Schools across the country have been closed or evacuated in response to a wave of falsely reported bomb threats and shootings, often referred to as “coups.”
As students return to the classroom, reports of forceful beatings have surfaced at dozens of schools in Louisiana, Minnesota, Colorado, Texas and elsewhere. In some cases, the bogus calls have caused chaos and unsettled students, parents and educators who were already nervous about the threat of school shootings. Authorities in different states say they have leads on who may be making the threats.
The FBI defines “swat” as making a false 911 call with the intent of eliciting a response from law enforcement, particularly a SWAT team. Perpetrators of these calls often use technology to give the appearance that the emergency call is coming from the home of the person being “hit.”
Swatting calls are sometimes made as a joke and other times for revenge, but the results can turn deadly.
In Louisiana alone, 15 schools received active shooter threats Thursday from an internet-based phone number with an out-of-state area code, reports vermilion today. One of the false threats targeted Abbeville High School, southwest of Lafayette, closing the school for two hours, the newspaper reports.
Abbeville Police Chief Mike Hardy told the newspaper that he and officers checked each classroom before learning the phone call may have been part of a prank affecting schools across the country.
In Minnesota, at least 14 schools were targeted with false active shooter reports, Minneapolis Fox affiliate KMSP-TV reports. Authorities investigating the call said Thursday that all the calls came from a single IP address and believe a person is behind them, the station reports.
“While this was a hoax, and this is how it’s reported, and here we are another day, the trauma felt by those teachers and those students is so viscerally real,” said Minnesota Governor Tim Walz, a former educator. , during a news conference Thursday, according to Minnesota Public Radio.
Walz described how his 15-year-old son received real-time video from friends hiding in closets at Mankato West High School, the school where the governor used to teach.
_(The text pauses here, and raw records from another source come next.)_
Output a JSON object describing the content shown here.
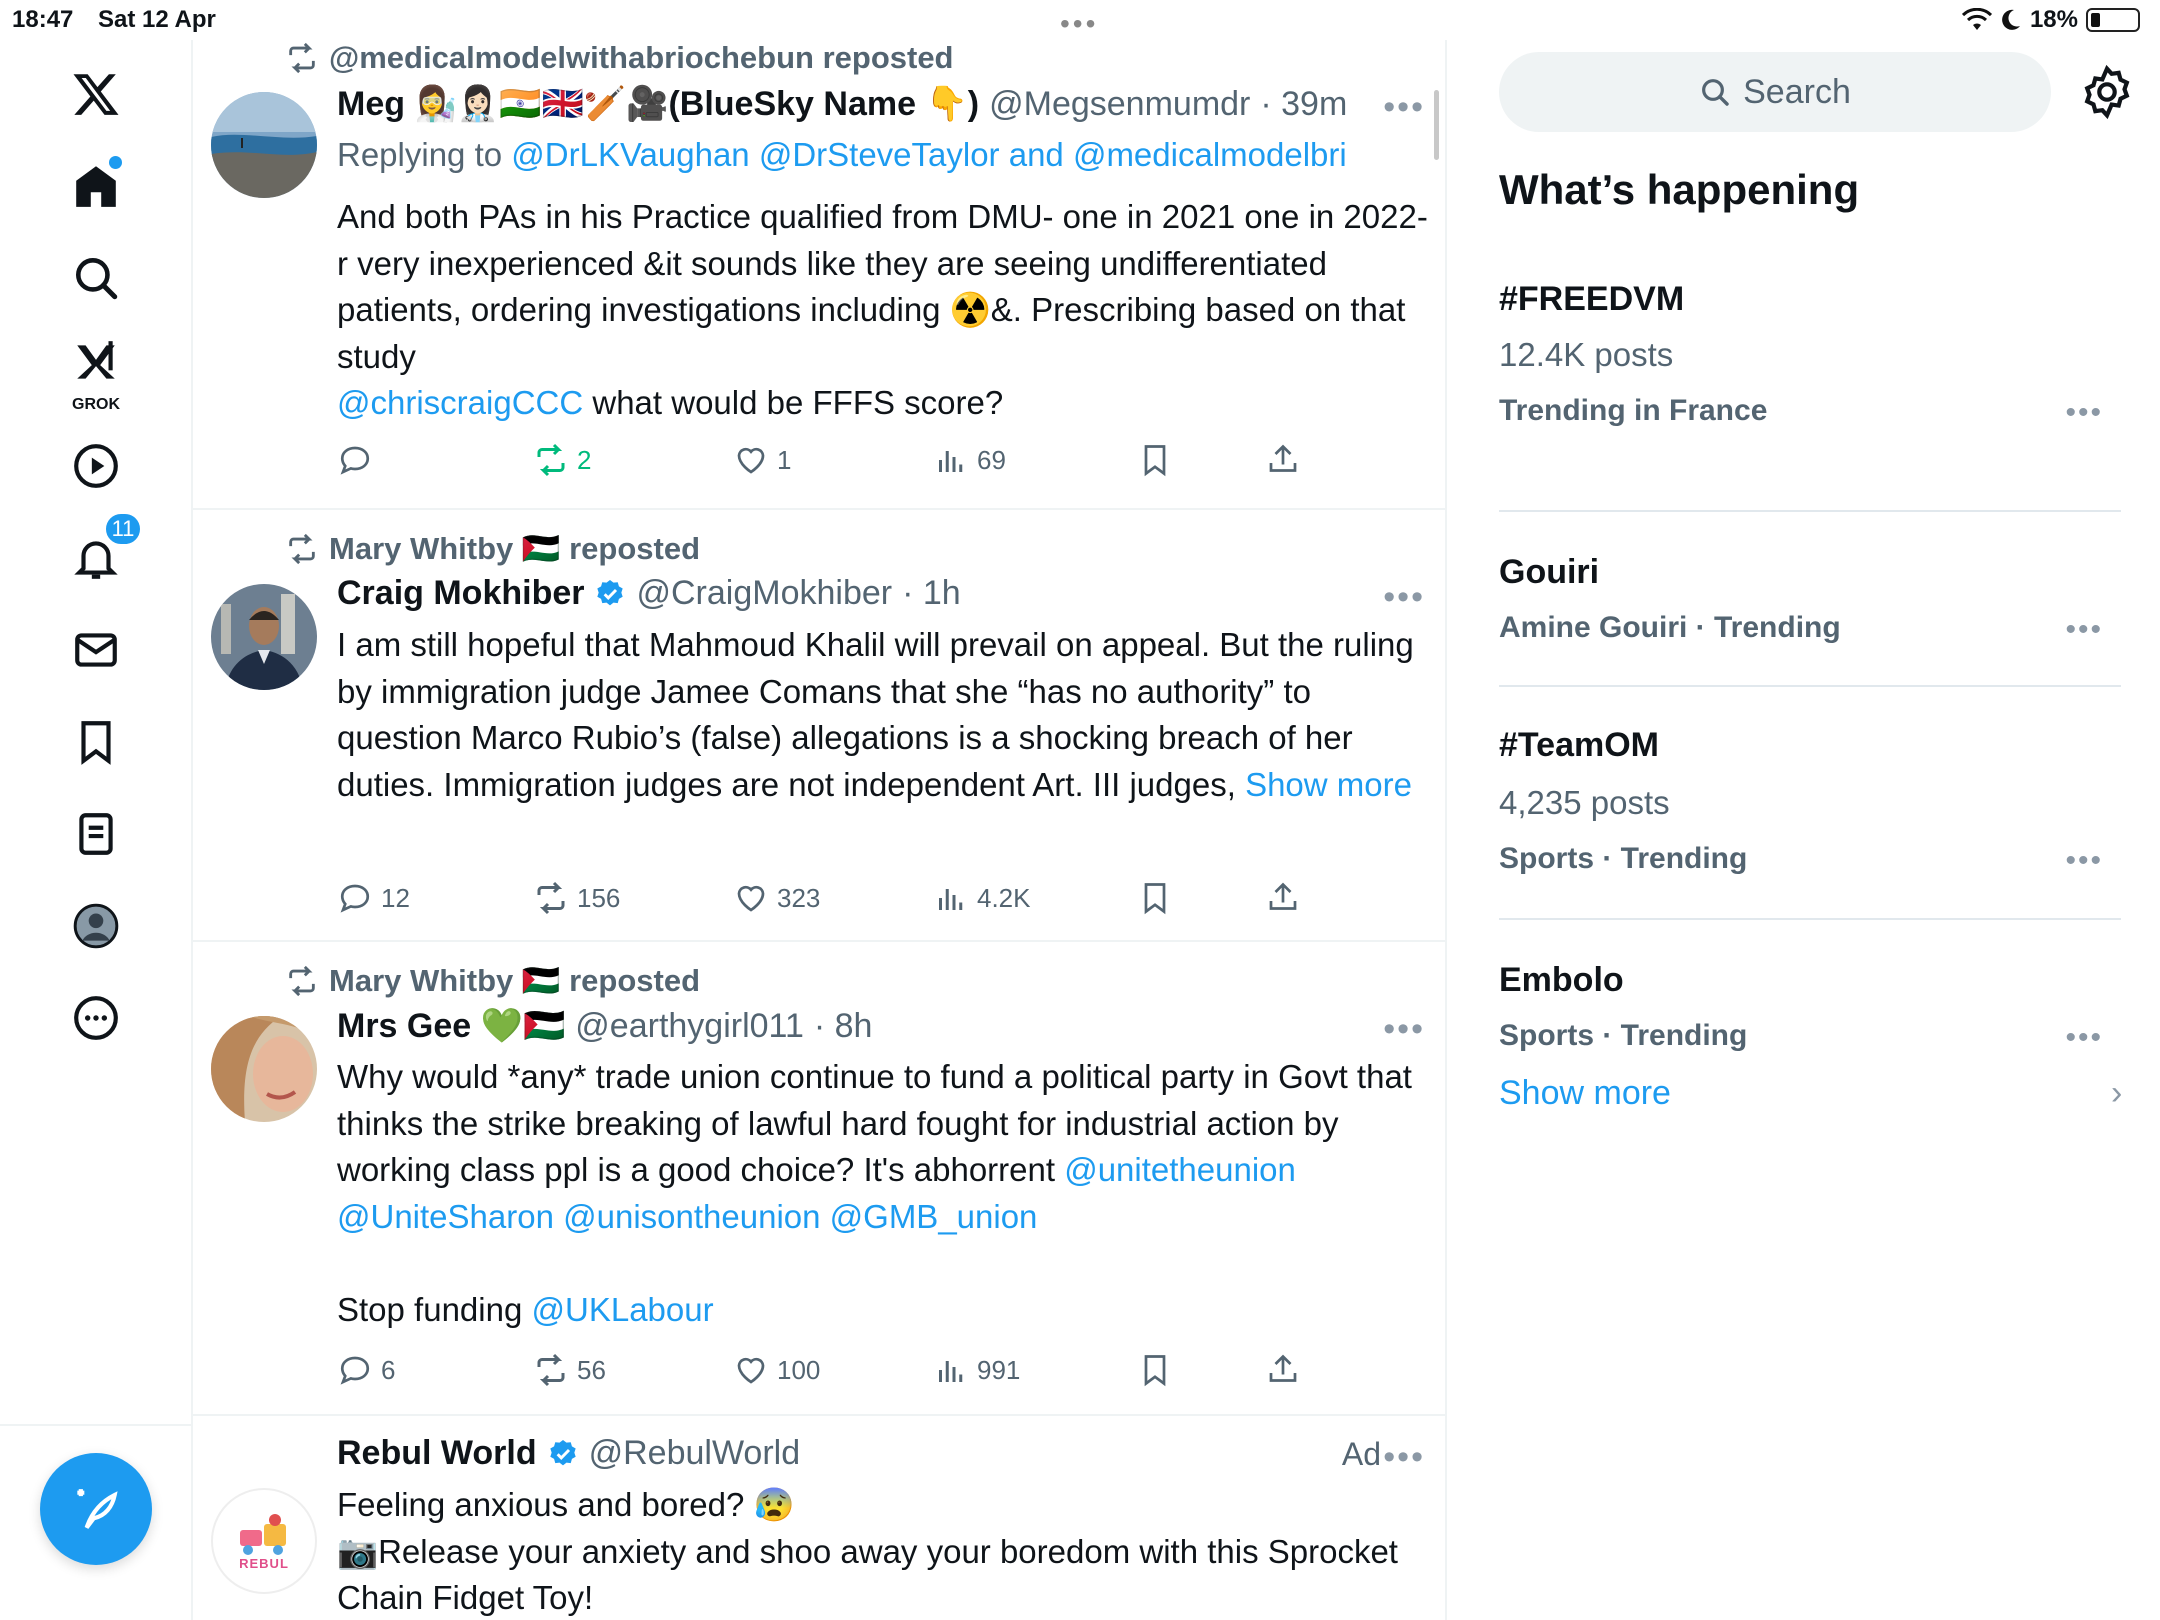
{
  "status": {
    "time": "18:47",
    "date": "Sat 12 Apr",
    "battery": "18%",
    "battery_level": 0.18
  },
  "nav": {
    "items": [
      "logo-x",
      "home",
      "search",
      "grok",
      "video",
      "notifications",
      "messages",
      "bookmarks",
      "lists",
      "profile",
      "more"
    ],
    "grok_label": "GROK",
    "notifications_count": "11"
  },
  "tweets": [
    {
      "repost": "@medicalmodelwithabriochebun reposted",
      "name": "Meg 👩‍🔬👩🏻‍⚕️🇮🇳🇬🇧🏏🎥(BlueSky Name 👇)",
      "handle": "@Megsenmumdr",
      "time": "· 39m",
      "replying_prefix": "Replying to",
      "replying_to": "@DrLKVaughan @DrSteveTaylor and @medicalmodelbri",
      "text_1": "And both PAs in his Practice qualified from DMU- one in 2021 one in 2022-r very inexperienced &it sounds like they are seeing undifferentiated patients, ordering investigations including ☢️&. Prescribing based on that study",
      "mention": "@chriscraigCCC",
      "text_2": " what would be FFFS score?",
      "replies": "",
      "reposts": "2",
      "likes": "1",
      "views": "69"
    },
    {
      "repost": "Mary Whitby 🇵🇸 reposted",
      "name": "Craig Mokhiber",
      "handle": "@CraigMokhiber",
      "time": "· 1h",
      "text": "I am still hopeful that Mahmoud Khalil will prevail on appeal. But the ruling by immigration judge Jamee Comans that she “has no authority” to question Marco Rubio’s (false) allegations is a shocking breach of her duties. Immigration judges are not independent Art. III judges, ",
      "show_more": "Show more",
      "replies": "12",
      "reposts": "156",
      "likes": "323",
      "views": "4.2K"
    },
    {
      "repost": "Mary Whitby 🇵🇸 reposted",
      "name": "Mrs Gee 💚🇵🇸",
      "handle": "@earthygirl011",
      "time": "· 8h",
      "text_1": "Why would *any* trade union continue to fund a political party in Govt that thinks the strike breaking of lawful hard fought for industrial action by working class ppl is a good choice? It's abhorrent ",
      "mentions_1": "@unitetheunion @UniteSharon @unisontheunion @GMB_union",
      "text_2": "Stop funding ",
      "mention_2": "@UKLabour",
      "replies": "6",
      "reposts": "56",
      "likes": "100",
      "views": "991"
    },
    {
      "name": "Rebul World",
      "handle": "@RebulWorld",
      "ad_label": "Ad",
      "avatar_text": "REBUL",
      "text_1": "Feeling anxious and bored? 😰",
      "text_2": "📷Release your anxiety and shoo away your boredom with this Sprocket Chain Fidget Toy!"
    }
  ],
  "sidebar": {
    "search_placeholder": "Search",
    "heading": "What’s happening",
    "trends": [
      {
        "title": "#FREEDVM",
        "posts": "12.4K posts",
        "meta": "Trending in France"
      },
      {
        "title": "Gouiri",
        "posts": "",
        "meta": "Amine Gouiri · Trending"
      },
      {
        "title": "#TeamOM",
        "posts": "4,235 posts",
        "meta": "Sports · Trending"
      },
      {
        "title": "Embolo",
        "posts": "",
        "meta": "Sports · Trending"
      }
    ],
    "show_more": "Show more"
  },
  "colors": {
    "accent": "#1d9bf0",
    "repost_green": "#00ba7c",
    "muted": "#536471"
  }
}
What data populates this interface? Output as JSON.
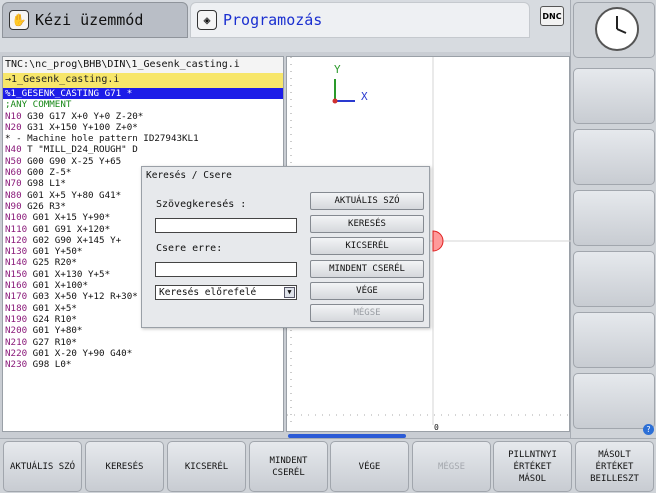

Schools in North Carolina and Colorado have also seen recent waves of beating incidents, according to local media.
A tally by local Fox affiliates found that more than 30 crushing incidents occurred at schools across the country between September 14 and 21, according to KMSP-TV.
Jay Farlow, a spokesman for the National Association of School Resource Officers, said news week in an email that the group did not have complete numbers on false reports in schools.
Farlow said that since a Sept. 13 hoax incident in Houston, news reports show there have been similar incidents in more than a dozen states and the District of Columbia.
Chaos erupted outside a San Antonio school Tuesday after a false active shooter report. The city is close to Uvalde, the site of one of the worst school shootings in US history in late May, and where police have been criticized for their overly cautious approach to the incident as it unfolded.
When San Antonio’s Jefferson High School was closed, parents clashed with police trying to force their way in, reports the San Antonio Express News. A man cut his arm trying to break a window to get into the school.
“I definitely got here fast. I got off work and I got here fast,” Pete Vela, the father of a 15-year-old boy, told the newspaper. “Ultimately, if there was someone there, then I don’t blame the parents for wanting to come in, especially after what happened in Uvalde.”
Amy Klinger, co-founder of the Educator’s School Safety Network, told Education Week that false reports often accompany mass shootings because some students see the threats as a way to get attention.
But he told the news outlet that repeated closures can lower the readiness of school staff and students for a real threat, while also disrupting learning.
“There’s a lot of quick responses, anxiety and messages, people trying to find their children,” Klinger said. “It’s happening a lot more than we think, and it’s having a much bigger impact.”
news week contacted the FBI for comment.